What you need to do:
Locate every line in the material below that has the word "JSON". Copy each of those lines.

Supplied entries:

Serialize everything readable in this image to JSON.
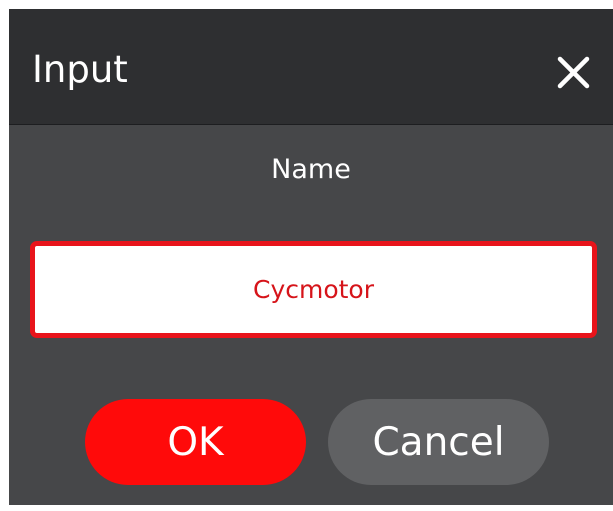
{
  "dialog": {
    "title": "Input",
    "close_icon": "close-icon",
    "field_label": "Name",
    "input_value": "Cycmotor",
    "ok_label": "OK",
    "cancel_label": "Cancel"
  },
  "colors": {
    "header_bg": "#2e2f31",
    "body_bg": "#464749",
    "accent_red": "#ff0a0a",
    "input_border": "#e8141b",
    "input_text": "#d6141a",
    "cancel_bg": "#606163"
  }
}
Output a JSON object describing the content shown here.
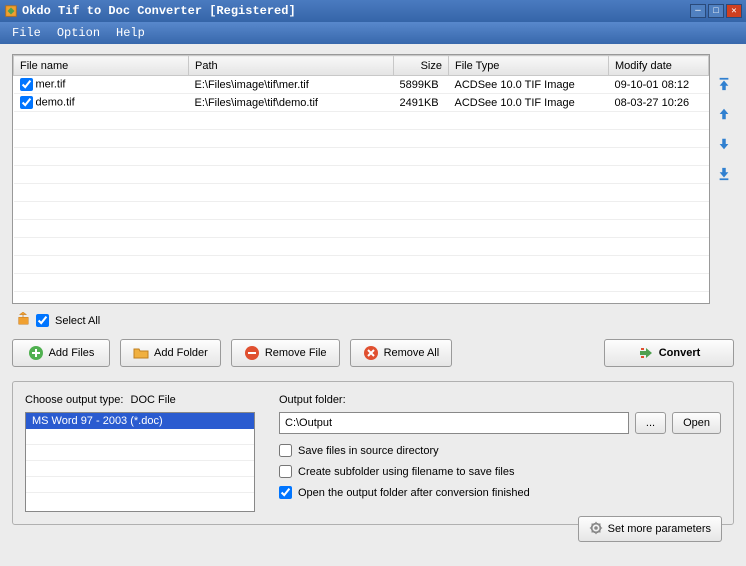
{
  "window": {
    "title": "Okdo Tif to Doc Converter [Registered]"
  },
  "menu": {
    "file": "File",
    "option": "Option",
    "help": "Help"
  },
  "table": {
    "headers": {
      "name": "File name",
      "path": "Path",
      "size": "Size",
      "type": "File Type",
      "modify": "Modify date"
    },
    "rows": [
      {
        "checked": true,
        "name": "mer.tif",
        "path": "E:\\Files\\image\\tif\\mer.tif",
        "size": "5899KB",
        "type": "ACDSee 10.0 TIF Image",
        "modify": "09-10-01 08:12"
      },
      {
        "checked": true,
        "name": "demo.tif",
        "path": "E:\\Files\\image\\tif\\demo.tif",
        "size": "2491KB",
        "type": "ACDSee 10.0 TIF Image",
        "modify": "08-03-27 10:26"
      }
    ]
  },
  "selectall": {
    "label": "Select All",
    "checked": true
  },
  "buttons": {
    "addFiles": "Add Files",
    "addFolder": "Add Folder",
    "removeFile": "Remove File",
    "removeAll": "Remove All",
    "convert": "Convert"
  },
  "output": {
    "typeLabel": "Choose output type:",
    "typeValue": "DOC File",
    "typeOption": "MS Word 97 - 2003 (*.doc)",
    "folderLabel": "Output folder:",
    "folderValue": "C:\\Output",
    "browse": "...",
    "open": "Open",
    "chk1": {
      "label": "Save files in source directory",
      "checked": false
    },
    "chk2": {
      "label": "Create subfolder using filename to save files",
      "checked": false
    },
    "chk3": {
      "label": "Open the output folder after conversion finished",
      "checked": true
    },
    "moreParams": "Set more parameters"
  },
  "colors": {
    "accent": "#3868ac",
    "select": "#2a5bd0"
  }
}
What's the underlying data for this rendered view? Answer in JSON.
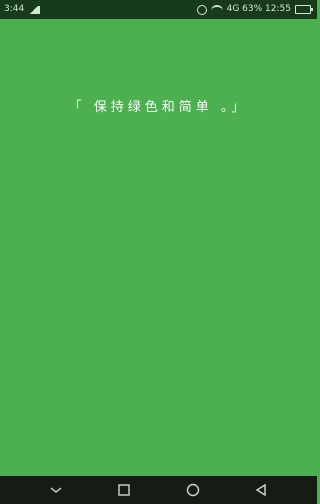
{
  "status_bar": {
    "left_time": "3:44",
    "right_info": "4G  63%  12:55"
  },
  "main": {
    "quote": "「 保持绿色和简单 。」"
  },
  "nav_bar": {
    "buttons": [
      "chevron-down-icon",
      "square-icon",
      "circle-icon",
      "triangle-left-icon"
    ]
  }
}
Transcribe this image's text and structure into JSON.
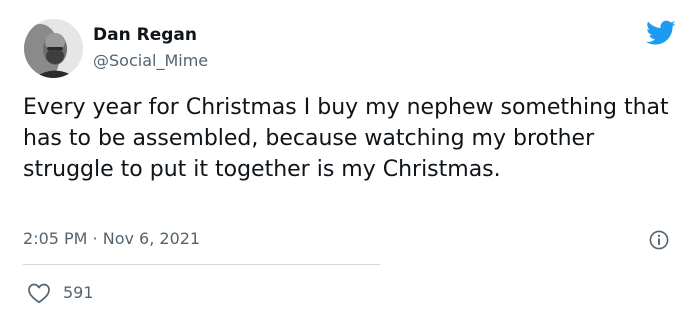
{
  "author": {
    "name": "Dan Regan",
    "handle": "@Social_Mime"
  },
  "tweet": {
    "text": "Every year for Christmas I buy my nephew something that has to be assembled, because watching my brother struggle to put it together is my Christmas.",
    "timestamp": "2:05 PM · Nov 6, 2021"
  },
  "engagement": {
    "likes": "591"
  },
  "icons": {
    "brand": "twitter-bird-icon",
    "info": "info-icon",
    "like": "heart-icon"
  },
  "colors": {
    "brand_blue": "#1d9bf0",
    "text_primary": "#0f1419",
    "text_secondary": "#536471",
    "divider": "#cfd9de"
  }
}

Answer below:
Serialize everything readable in this image to JSON.
Output a JSON object describing the content shown here.
What's the underlying data for this rendered view? Answer in JSON.
Transcribe this image's text and structure into JSON.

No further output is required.